In this thesis I have shown that rhizobium symbiosis shares with AM symbiosis molecular and cell biological mechanisms that control symbiotic interface formation. I identified a plant exocytotic pathway marked by two highly homologous vesicle associated membrane proteins (VAMP) that control the formation of the symbiotic interface in both symbioses. RNAi of these two Medicago VAMP genes did not affect non-symbiotic plant development nor nodule formation. However, it hampered the formation of cell wall free regions at infection threads, and therefore blocks symbiosome formation. Further arbuscule formation was blocked, whereas root colonization was not affected. By identifying these VAMPs as common symbiotic regulators in secretory vesicle trafficking, I postulated that during evolution of rhizobium symbiosis pre-existing cellular mechanisms of the AM fungal symbiosis have been co-opted. These findings also revealed a primary role of exocytosis in symbiosome formation and allowed to postulate the apoplastic nature of symbiosome. Using identity markers of endocytotic compartments of plant cell (early endosome and late endosome) such as small GTPases belonging to the Rab family and SNARE (soluble N-ethylmaleimide sensitive factor attachment protein receptor) proteins, I have shown that they never occur on symbiosome membranes at any stage of symbiosome formation and development. This makes untenable long-standing hypothesis that symbiosomes originate from endocytosis-like process and represent endocytic (vacuolar) compartments. Instead symbiosomes have an apoplastic nature. Although symbiosomes have an apoplastic nature they acquire the vacuolar marker MtRab7 when they reach an elongated stage. However, vacuolar SNAREs which execute fusion of membranes are not present on functional symbiosomes, but they do appear on symbiosome membranes at the onset of senescence when symbiosomes are turned into a lytic compartment. Therefore I postulate that the acquisition of Rab7 primes the symbiosomes for degradation by the host. By this the host has full control over its microsymbiont.

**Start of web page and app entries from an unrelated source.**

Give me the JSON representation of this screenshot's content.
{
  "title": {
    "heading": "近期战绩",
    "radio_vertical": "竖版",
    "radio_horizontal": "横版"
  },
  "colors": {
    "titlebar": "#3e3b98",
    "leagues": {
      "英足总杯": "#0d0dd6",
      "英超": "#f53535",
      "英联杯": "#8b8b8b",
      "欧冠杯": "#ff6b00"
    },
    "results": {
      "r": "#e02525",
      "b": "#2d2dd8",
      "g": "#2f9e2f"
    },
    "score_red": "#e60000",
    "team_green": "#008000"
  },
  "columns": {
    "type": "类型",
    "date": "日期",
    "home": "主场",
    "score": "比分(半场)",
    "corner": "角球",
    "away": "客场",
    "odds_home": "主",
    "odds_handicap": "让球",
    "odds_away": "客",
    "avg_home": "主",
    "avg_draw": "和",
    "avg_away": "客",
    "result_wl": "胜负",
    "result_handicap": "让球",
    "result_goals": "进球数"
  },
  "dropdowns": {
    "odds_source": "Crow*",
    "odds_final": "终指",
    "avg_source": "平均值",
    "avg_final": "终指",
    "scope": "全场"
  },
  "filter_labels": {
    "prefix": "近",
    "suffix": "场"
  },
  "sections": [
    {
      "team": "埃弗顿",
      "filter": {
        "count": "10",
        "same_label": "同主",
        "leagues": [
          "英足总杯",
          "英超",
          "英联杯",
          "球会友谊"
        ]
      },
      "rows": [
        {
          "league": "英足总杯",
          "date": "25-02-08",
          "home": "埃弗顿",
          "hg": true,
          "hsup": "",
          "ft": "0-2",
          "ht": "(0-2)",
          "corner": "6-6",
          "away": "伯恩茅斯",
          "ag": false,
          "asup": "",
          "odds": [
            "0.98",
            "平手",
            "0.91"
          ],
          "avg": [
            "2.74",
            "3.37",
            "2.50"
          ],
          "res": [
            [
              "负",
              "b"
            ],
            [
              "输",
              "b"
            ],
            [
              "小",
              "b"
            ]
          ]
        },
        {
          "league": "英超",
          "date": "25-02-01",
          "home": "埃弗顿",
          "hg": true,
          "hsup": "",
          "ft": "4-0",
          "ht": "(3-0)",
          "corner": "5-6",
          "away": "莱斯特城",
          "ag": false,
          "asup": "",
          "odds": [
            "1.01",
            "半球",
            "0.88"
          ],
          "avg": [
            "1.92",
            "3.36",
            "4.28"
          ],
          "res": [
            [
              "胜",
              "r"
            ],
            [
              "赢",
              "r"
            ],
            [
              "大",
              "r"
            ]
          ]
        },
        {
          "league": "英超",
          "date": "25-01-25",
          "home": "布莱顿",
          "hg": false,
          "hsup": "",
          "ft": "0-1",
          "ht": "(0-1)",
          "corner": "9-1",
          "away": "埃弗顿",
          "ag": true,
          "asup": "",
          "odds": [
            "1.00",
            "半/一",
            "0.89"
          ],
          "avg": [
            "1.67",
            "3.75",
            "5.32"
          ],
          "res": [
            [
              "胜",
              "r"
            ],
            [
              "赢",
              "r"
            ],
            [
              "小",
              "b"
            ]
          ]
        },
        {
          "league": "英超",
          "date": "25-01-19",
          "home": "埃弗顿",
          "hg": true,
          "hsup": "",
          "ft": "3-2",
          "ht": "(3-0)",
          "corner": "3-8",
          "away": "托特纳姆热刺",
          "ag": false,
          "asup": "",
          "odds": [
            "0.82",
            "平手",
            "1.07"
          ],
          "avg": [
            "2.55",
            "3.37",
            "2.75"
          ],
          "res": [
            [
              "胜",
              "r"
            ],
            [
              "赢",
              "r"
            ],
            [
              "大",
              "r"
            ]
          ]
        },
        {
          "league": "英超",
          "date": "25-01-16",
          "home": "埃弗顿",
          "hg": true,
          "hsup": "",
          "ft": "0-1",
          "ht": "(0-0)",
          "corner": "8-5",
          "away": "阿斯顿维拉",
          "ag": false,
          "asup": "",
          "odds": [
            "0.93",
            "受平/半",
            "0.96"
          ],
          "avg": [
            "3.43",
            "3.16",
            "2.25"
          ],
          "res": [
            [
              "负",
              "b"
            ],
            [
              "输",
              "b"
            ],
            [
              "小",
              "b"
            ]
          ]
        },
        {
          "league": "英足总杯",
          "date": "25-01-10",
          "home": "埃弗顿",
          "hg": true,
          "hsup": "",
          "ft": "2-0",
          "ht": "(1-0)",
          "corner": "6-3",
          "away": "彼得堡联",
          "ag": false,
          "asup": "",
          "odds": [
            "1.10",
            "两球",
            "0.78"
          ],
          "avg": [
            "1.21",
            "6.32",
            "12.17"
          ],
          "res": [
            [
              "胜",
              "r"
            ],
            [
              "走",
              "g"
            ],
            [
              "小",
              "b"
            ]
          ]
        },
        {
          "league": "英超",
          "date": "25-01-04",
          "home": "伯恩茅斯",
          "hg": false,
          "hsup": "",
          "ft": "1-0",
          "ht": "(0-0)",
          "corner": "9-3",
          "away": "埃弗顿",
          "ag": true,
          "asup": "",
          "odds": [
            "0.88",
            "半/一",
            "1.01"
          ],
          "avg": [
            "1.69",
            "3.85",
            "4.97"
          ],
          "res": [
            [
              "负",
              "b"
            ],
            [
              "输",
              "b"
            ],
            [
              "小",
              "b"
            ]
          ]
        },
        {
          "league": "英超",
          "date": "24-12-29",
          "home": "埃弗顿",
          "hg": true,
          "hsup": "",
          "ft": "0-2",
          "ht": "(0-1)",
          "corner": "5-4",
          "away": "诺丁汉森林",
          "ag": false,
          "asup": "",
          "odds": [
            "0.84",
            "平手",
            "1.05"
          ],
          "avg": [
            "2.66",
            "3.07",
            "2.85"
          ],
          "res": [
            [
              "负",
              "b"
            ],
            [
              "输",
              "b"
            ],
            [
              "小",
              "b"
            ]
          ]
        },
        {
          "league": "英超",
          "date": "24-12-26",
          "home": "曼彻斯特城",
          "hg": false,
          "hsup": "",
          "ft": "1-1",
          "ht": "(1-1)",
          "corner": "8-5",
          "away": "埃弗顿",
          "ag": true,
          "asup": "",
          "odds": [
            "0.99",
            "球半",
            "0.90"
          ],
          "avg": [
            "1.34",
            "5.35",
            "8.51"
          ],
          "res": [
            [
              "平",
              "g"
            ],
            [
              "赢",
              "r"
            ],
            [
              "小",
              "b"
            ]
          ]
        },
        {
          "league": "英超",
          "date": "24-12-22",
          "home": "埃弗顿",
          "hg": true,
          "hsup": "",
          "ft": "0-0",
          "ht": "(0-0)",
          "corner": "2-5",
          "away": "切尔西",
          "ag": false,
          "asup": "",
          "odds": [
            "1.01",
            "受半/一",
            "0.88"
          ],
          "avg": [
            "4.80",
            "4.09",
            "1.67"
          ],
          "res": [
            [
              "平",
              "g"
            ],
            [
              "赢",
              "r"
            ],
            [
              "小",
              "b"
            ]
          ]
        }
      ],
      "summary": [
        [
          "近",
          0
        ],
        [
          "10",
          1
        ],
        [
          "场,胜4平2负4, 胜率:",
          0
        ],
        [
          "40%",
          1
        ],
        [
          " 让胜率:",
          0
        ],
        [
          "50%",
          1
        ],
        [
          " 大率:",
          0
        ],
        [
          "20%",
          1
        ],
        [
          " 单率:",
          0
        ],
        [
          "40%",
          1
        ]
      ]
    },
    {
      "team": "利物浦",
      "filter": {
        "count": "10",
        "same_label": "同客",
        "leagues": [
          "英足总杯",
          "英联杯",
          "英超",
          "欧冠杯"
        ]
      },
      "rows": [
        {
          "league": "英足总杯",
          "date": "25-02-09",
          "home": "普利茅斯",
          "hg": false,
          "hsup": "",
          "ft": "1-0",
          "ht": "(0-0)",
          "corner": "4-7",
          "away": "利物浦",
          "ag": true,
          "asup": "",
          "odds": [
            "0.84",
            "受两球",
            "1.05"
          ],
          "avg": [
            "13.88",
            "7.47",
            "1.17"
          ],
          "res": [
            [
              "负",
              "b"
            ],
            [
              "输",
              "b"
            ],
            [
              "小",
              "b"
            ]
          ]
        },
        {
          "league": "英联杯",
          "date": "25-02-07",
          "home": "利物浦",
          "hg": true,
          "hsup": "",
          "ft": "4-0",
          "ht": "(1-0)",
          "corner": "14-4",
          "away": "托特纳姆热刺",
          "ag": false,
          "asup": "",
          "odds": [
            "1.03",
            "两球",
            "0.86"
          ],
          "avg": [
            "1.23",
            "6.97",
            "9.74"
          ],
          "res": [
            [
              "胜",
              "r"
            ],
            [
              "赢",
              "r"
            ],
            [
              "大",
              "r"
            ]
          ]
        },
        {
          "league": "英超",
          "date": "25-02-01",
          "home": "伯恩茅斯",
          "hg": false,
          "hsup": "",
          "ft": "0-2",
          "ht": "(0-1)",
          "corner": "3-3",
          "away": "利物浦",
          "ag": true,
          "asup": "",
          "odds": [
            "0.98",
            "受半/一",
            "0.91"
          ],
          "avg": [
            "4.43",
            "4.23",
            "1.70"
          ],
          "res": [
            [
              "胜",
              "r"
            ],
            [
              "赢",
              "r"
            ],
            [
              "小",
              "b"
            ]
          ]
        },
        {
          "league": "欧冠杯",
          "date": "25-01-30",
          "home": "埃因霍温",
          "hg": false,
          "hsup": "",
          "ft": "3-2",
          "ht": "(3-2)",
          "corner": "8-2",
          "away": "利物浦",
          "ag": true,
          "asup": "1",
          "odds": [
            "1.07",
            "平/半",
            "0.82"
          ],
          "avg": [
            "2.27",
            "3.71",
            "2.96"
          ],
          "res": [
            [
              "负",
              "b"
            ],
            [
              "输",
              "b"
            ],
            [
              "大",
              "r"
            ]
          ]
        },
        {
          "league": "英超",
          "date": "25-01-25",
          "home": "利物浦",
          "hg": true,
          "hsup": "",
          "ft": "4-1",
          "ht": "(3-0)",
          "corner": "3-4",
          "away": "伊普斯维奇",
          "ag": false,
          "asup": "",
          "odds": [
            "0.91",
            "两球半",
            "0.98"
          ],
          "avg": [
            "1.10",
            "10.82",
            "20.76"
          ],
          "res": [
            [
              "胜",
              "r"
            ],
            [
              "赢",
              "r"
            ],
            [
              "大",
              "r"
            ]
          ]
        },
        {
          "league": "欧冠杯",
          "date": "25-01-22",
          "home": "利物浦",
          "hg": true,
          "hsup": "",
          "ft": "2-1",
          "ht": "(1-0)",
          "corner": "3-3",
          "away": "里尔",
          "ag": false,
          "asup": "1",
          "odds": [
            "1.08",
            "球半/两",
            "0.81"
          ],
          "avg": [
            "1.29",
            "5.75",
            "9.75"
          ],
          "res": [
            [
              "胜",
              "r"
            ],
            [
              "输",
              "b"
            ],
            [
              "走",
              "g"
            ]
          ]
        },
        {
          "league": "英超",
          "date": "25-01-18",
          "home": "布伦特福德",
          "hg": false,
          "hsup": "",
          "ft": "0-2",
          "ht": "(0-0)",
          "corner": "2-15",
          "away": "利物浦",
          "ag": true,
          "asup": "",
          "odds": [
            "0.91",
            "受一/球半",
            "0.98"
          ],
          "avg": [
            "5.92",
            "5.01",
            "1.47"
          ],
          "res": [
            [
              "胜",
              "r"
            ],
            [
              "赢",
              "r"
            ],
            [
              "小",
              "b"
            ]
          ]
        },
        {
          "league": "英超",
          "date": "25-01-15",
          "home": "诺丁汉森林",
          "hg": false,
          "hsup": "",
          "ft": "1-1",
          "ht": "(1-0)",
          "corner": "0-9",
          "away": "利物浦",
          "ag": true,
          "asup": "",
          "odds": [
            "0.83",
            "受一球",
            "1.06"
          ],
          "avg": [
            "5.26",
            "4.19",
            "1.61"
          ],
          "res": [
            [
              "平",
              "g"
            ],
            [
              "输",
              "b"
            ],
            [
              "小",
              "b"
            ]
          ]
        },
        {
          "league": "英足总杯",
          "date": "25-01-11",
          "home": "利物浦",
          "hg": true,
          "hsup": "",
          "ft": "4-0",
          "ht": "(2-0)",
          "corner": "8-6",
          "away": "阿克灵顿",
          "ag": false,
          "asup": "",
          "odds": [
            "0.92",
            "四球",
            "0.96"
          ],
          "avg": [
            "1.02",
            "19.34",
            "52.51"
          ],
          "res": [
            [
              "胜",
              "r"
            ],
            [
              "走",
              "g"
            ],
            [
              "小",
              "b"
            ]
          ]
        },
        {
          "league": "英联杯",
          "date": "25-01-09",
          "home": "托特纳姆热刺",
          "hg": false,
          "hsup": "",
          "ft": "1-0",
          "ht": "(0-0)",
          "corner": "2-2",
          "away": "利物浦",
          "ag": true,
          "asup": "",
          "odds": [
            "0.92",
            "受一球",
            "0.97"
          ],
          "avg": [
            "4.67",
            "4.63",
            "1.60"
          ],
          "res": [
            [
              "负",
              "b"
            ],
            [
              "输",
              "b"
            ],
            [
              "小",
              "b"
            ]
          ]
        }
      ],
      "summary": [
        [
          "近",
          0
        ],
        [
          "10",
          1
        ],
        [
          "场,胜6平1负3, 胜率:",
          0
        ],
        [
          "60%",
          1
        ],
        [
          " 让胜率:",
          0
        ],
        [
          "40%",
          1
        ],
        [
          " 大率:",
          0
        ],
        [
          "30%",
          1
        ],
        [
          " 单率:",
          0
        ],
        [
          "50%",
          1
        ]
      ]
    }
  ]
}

The finding that rhizobium symbiosis has co-opted the signaling mechanism as well as cellular mechanism from AM fungi symbiosis to facilitate an intracellular life style, has major implications for strategies to transfer the nodule symbiosis to non-legume crops. This is a “dream” that is already about a century old. The AM fungal symbiosis is far more ancient than the rhizobial symbiosis. It is also wide spread in the plant kingdom and almost 80% of plant species can establish an AM symbiosis. This implies that plants which are able to interact with AM fungi contain in principle the genes that are necessary for the intracellular accommodation of rhizobium. So the question is no longer why the rhizobium-legume symbiosis is specific for legumes, but why non-legumes are not yet able to establish this symbiosis?
|Qualification||Doctor of Philosophy|
|Award date||6 Sep 2012|
|Place of Publication||S.l.|
|Publication status||Published - 2012|
- nitrogen fixation
- cell membranes
- biochemical pathways
- molecular biology